In these challenging times, everyone needs a friend. Now the question is - is it a live in-person friend or an electronic connection? We live in a world where connections or networking is the buzzword of the day. How many times have you been told "You will find your next job through your network" or have been measured by how many connections you have on LinkedIn, Facebook, or Twitter? So how are you building your network? Are you attending dozens of meetings on a weekly basis? Linking up, tweeting, texting?

Being social via the computer can be very isolating and consume many hours of your time - but just how effective is it in your career search? This is just one of the many tools to use in developing your network. The combination of getting out to events -- in the community that you live in, work in, and volunteer in, allows you to form relationships based on common interests and mutual respect. This may provide for a more meaningful and lasting relationship upon which self-esteem and confidence are built.

Find meetings where speakers are presenting on a topic that interests you. Go to the library and do some research with your reference librarian - they can open your eyes to resources that you may not have seen before. Become a continuous learner - the more you learn, the more well rounded you become in your ability to engage the world around you. Volunteering allows you to develop new relationships based on personal values and citizenship. It also allows you to become a partner in enterprises larger than yourself.

Meet people face to face. Understand other people's stories and then share your own. There are many opportunities to make new contacts, but how do you define your friends? The quality of one's relationships is critical. While it is possible to find thousands of connections via social networking sites, good friends are another story. Friends are relationships that are cultivated, nurtured and developed over time.

While it helps to cast a broad net as this may expose you to a wealth of opportunities, your deeper relationships are most likely to help you land your next job. Friends are the people who have a personal stake in your success and are a source of your personal well-being and happiness.

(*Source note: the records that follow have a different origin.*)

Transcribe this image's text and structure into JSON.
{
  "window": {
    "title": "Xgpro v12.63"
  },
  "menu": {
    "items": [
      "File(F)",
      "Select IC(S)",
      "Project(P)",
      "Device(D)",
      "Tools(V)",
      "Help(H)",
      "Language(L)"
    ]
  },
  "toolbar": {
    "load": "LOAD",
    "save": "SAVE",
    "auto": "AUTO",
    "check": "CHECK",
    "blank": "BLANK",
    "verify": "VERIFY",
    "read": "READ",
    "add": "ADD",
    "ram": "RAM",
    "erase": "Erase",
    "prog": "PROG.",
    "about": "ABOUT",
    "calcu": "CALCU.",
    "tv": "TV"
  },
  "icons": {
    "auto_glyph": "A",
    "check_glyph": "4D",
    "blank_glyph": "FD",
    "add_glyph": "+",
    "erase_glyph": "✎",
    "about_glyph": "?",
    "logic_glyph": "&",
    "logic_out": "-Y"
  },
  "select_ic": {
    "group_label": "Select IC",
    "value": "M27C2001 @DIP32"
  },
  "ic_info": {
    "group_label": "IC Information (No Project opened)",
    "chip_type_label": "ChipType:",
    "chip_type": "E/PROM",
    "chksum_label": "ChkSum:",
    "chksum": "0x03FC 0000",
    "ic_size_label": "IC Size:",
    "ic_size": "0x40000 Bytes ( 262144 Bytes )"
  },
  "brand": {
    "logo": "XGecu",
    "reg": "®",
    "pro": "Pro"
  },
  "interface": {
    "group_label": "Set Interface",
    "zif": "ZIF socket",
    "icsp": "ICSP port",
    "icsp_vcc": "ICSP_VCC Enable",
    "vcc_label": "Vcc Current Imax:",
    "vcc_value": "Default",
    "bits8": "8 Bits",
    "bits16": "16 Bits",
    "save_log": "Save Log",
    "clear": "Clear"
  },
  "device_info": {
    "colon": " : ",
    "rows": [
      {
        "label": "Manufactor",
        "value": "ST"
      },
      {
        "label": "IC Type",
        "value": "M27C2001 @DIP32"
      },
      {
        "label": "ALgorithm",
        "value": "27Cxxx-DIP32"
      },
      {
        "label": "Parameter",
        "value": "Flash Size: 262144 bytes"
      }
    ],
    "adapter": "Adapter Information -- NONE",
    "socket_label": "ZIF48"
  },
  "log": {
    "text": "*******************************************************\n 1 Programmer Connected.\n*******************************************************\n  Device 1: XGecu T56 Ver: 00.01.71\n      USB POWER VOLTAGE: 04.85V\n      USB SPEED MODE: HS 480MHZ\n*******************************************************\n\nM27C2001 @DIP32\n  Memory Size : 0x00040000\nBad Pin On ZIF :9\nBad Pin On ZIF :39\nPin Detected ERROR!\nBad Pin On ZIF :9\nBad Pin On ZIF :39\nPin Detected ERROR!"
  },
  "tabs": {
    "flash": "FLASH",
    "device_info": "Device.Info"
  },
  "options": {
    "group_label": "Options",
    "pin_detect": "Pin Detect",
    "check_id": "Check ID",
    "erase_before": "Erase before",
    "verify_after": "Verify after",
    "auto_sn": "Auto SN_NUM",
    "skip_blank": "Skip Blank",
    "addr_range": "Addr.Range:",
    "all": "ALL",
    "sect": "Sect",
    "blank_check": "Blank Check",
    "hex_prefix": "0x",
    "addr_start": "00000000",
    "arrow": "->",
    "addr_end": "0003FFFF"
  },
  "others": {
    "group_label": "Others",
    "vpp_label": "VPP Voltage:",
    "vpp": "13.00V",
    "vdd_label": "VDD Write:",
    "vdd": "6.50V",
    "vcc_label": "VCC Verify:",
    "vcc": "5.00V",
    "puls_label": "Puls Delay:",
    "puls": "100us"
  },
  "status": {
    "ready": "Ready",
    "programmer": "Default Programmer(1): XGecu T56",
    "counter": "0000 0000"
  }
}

This column will provide guidance for your career success and offer practical and thought provoking strategies. I invite you to send me your comments and questions that I may weave into future columns. All information will be keep confidential. Please note that not every tip/technique works for everyone. Your career strategy is based on what appeals to you and what works for you and the marketplace.